- **WORK REQUIRED**
Would you write out every record that follows exactly, with the pictures left out?

App and web page records

━━━━━━━━━━

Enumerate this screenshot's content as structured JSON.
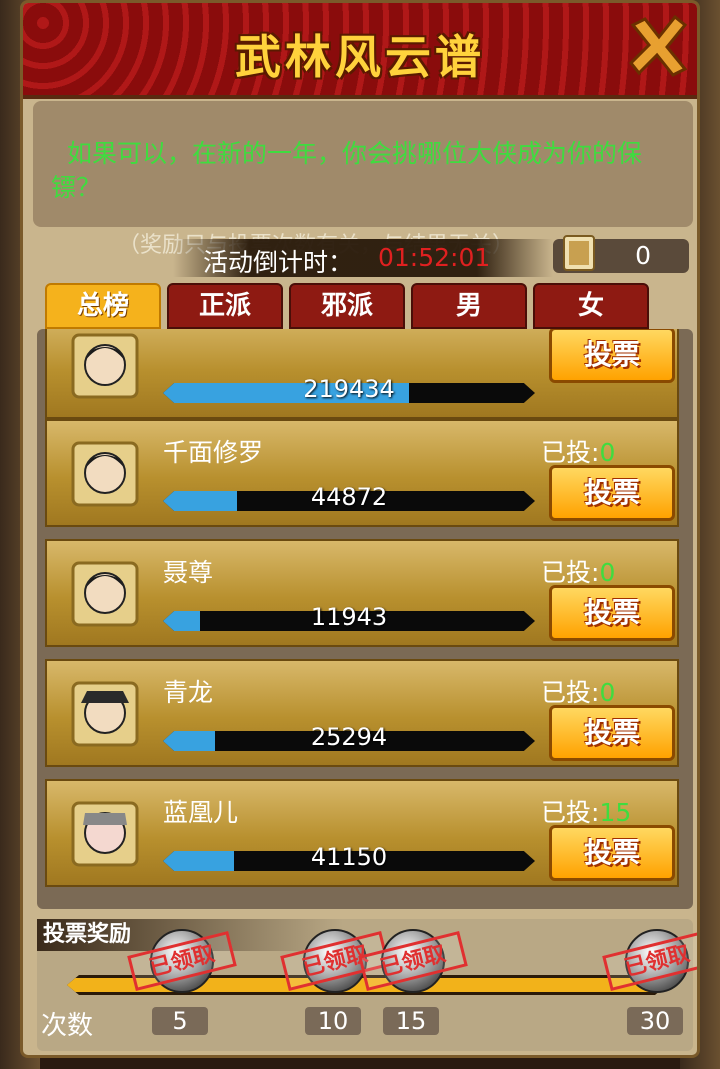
{
  "window": {
    "title": "武林风云谱"
  },
  "question": "如果可以，在新的一年，你会挑哪位大侠成为你的保镖？",
  "notice": "（奖励只与投票次数有关，与结果无关）",
  "countdown": {
    "label": "活动倒计时：",
    "value": "01:52:01"
  },
  "tickets": {
    "count": "0"
  },
  "tabs": [
    {
      "label": "总榜",
      "active": true
    },
    {
      "label": "正派",
      "active": false
    },
    {
      "label": "邪派",
      "active": false
    },
    {
      "label": "男",
      "active": false
    },
    {
      "label": "女",
      "active": false
    }
  ],
  "heroes": [
    {
      "name": "",
      "votes": "219434",
      "voted_label": "",
      "voted_count": "",
      "bar_fraction": 0.66,
      "vote_label": "投票"
    },
    {
      "name": "千面修罗",
      "votes": "44872",
      "voted_label": "已投:",
      "voted_count": "0",
      "bar_fraction": 0.2,
      "vote_label": "投票"
    },
    {
      "name": "聂尊",
      "votes": "11943",
      "voted_label": "已投:",
      "voted_count": "0",
      "bar_fraction": 0.1,
      "vote_label": "投票"
    },
    {
      "name": "青龙",
      "votes": "25294",
      "voted_label": "已投:",
      "voted_count": "0",
      "bar_fraction": 0.14,
      "vote_label": "投票"
    },
    {
      "name": "蓝凰儿",
      "votes": "41150",
      "voted_label": "已投:",
      "voted_count": "15",
      "bar_fraction": 0.19,
      "vote_label": "投票"
    }
  ],
  "rewards": {
    "title": "投票奖励",
    "count_label": "次数",
    "progress_fraction": 0.97,
    "milestones": [
      {
        "count": "5",
        "status": "已领取"
      },
      {
        "count": "10",
        "status": "已领取"
      },
      {
        "count": "15",
        "status": "已领取"
      },
      {
        "count": "30",
        "status": "已领取"
      }
    ]
  },
  "colors": {
    "green": "#3fdc3f",
    "countdown": "#e02020",
    "tab_active": "#f5b21c",
    "tab": "#8e1a12",
    "bar": "#38a2e0"
  }
}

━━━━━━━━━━

- **ANSWER SPACE**
Enumerate this screenshot's content as structured JSON.
{
  "window": {
    "title": "武林风云谱"
  },
  "question": "如果可以，在新的一年，你会挑哪位大侠成为你的保镖？",
  "notice": "（奖励只与投票次数有关，与结果无关）",
  "countdown": {
    "label": "活动倒计时：",
    "value": "01:52:01"
  },
  "tickets": {
    "count": "0"
  },
  "tabs": [
    {
      "label": "总榜",
      "active": true
    },
    {
      "label": "正派",
      "active": false
    },
    {
      "label": "邪派",
      "active": false
    },
    {
      "label": "男",
      "active": false
    },
    {
      "label": "女",
      "active": false
    }
  ],
  "heroes": [
    {
      "name": "",
      "votes": "219434",
      "voted_label": "",
      "voted_count": "",
      "bar_fraction": 0.66,
      "vote_label": "投票"
    },
    {
      "name": "千面修罗",
      "votes": "44872",
      "voted_label": "已投:",
      "voted_count": "0",
      "bar_fraction": 0.2,
      "vote_label": "投票"
    },
    {
      "name": "聂尊",
      "votes": "11943",
      "voted_label": "已投:",
      "voted_count": "0",
      "bar_fraction": 0.1,
      "vote_label": "投票"
    },
    {
      "name": "青龙",
      "votes": "25294",
      "voted_label": "已投:",
      "voted_count": "0",
      "bar_fraction": 0.14,
      "vote_label": "投票"
    },
    {
      "name": "蓝凰儿",
      "votes": "41150",
      "voted_label": "已投:",
      "voted_count": "15",
      "bar_fraction": 0.19,
      "vote_label": "投票"
    }
  ],
  "rewards": {
    "title": "投票奖励",
    "count_label": "次数",
    "progress_fraction": 0.97,
    "milestones": [
      {
        "count": "5",
        "status": "已领取"
      },
      {
        "count": "10",
        "status": "已领取"
      },
      {
        "count": "15",
        "status": "已领取"
      },
      {
        "count": "30",
        "status": "已领取"
      }
    ]
  },
  "colors": {
    "green": "#3fdc3f",
    "countdown": "#e02020",
    "tab_active": "#f5b21c",
    "tab": "#8e1a12",
    "bar": "#38a2e0"
  }
}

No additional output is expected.